I’m surprised at Slacks fast popularity given this limited history stuff


Ok, thanks to @seancorfield, we just installed the IRCCloud app here. This means that you can sign up with IRCCloud for $5/year, and get persistent logging of all your Slack content, including DMs.


You need to be a paid IRCCloud user to enable this right now, since it’s still in their Labs


I thought it was $5/month not per year?


(I swear it was $5/month back when I had a paid account)


My apologies, you’re right - $5/month or $50/year if you pay annually.


Oh that is a nice thing, it is about time and loads of kudos if they are still a thing to IRCCloud folks!

Alex Miller (Clojure team)02:03:51

but doesn’t that all go away when slack stops doing irc?

Alex Miller (Clojure team)02:03:32

ah, the answer is no as they’re using the api


@alexmiller right. The only issue is that you can’t use a third-party IRC client with IRCCloud, only the web interface.


But even if I never actually log into it, I’ll just treat it as my Slack archiver and log in if I need to look at my history.


(Not criticizing the admins here. @seancorfield in particular has been amazing.) However, is insane. What is slack trying to do?


Interesting. In the past they took a firm stance on the opposite.


Larger companies insist on full access to email and chat transcripts to satisfy requests for discovery in the event of a legal proceeding. Products like the Google suite have explicit e-discovery features (IIRC Google calls theirs “Vault”) that archive emails and chats that match a predefined criteria, regardless if the employees have attempted to delete the messages. Other third party products exist for this too. Not at all surprising to me that Slack would add this feature.


Which doesn’t mean the employer will let “bosses” snoop on employees as a routine thing. I’ve never seen that happen. Only in legal discovery.


But that’s up to the company to establish as policy, not something Slack can control.


tl;dr that's not new, what is new is that the writers of the messages won't be notified.

Drew Verlee15:03:00

This is a fascinating topic. Is it just a matter of who is paying? Like in unpaid plans the admins do this?

Drew Verlee15:03:52

> But don’t assume that you’re safe if your organization uses a free or Standard plan; administrators can request access to the data export tool by providing Slack with either valid legal process, consent of team members, or a requirement or right under applicable laws.

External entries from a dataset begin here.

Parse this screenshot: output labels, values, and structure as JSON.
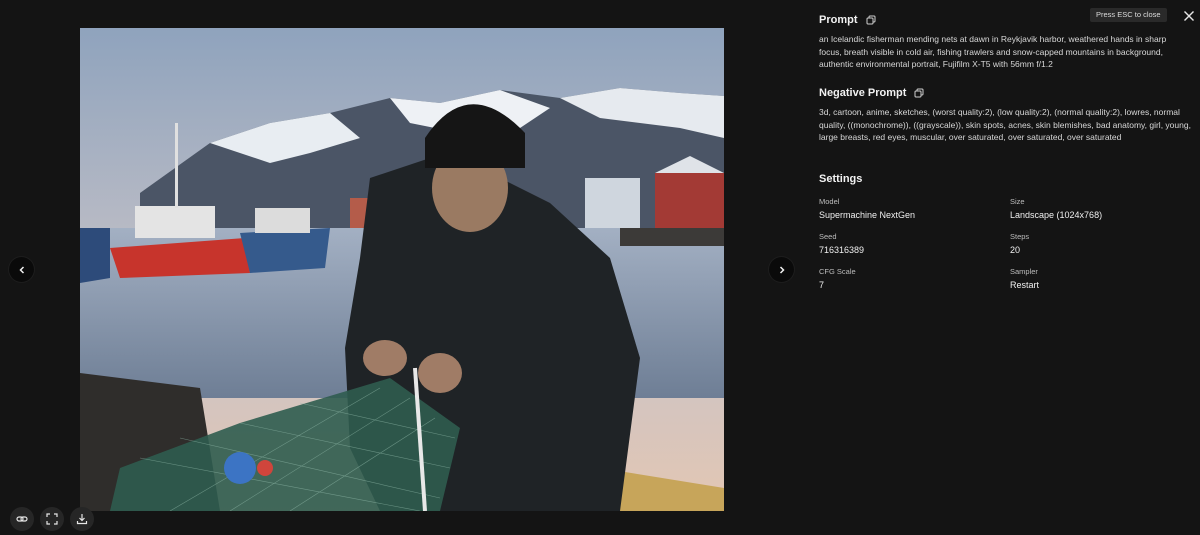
{
  "viewer": {
    "prev_icon": "chevron-left-icon",
    "next_icon": "chevron-right-icon",
    "tools": [
      {
        "icon": "link-icon"
      },
      {
        "icon": "expand-icon"
      },
      {
        "icon": "download-icon"
      }
    ]
  },
  "header": {
    "esc_hint": "Press ESC to close",
    "close_icon": "close-icon"
  },
  "prompt": {
    "title": "Prompt",
    "text": "an Icelandic fisherman mending nets at dawn in Reykjavik harbor, weathered hands in sharp focus, breath visible in cold air, fishing trawlers and snow-capped mountains in background, authentic environmental portrait, Fujifilm X-T5 with 56mm f/1.2"
  },
  "negative_prompt": {
    "title": "Negative Prompt",
    "text": "3d, cartoon, anime, sketches, (worst quality:2), (low quality:2), (normal quality:2), lowres, normal quality, ((monochrome)), ((grayscale)), skin spots, acnes, skin blemishes, bad anatomy, girl, young, large breasts, red eyes, muscular, over saturated, over saturated, over saturated"
  },
  "settings": {
    "title": "Settings",
    "model_label": "Model",
    "model": "Supermachine NextGen",
    "size_label": "Size",
    "size": "Landscape (1024x768)",
    "seed_label": "Seed",
    "seed": "716316389",
    "steps_label": "Steps",
    "steps": "20",
    "cfg_label": "CFG Scale",
    "cfg": "7",
    "sampler_label": "Sampler",
    "sampler": "Restart"
  },
  "colors": {
    "background": "#141414",
    "panel_text": "#d8d8d8",
    "button": "#0a0a0a"
  }
}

Drew Verlee15:03:12

I bet, in reality, you dont even have to be the admin. Meaning, that if there is a way, it can be done. which isn’t saying much.


Slack let's admins download all public content. Private content is not accessible on free or standard plans -- unless you can prove legal necessity (which is going to be exceedingly rare). I'm not surprised corporate Slack customers need this feature tho -- it's basic legal compliance.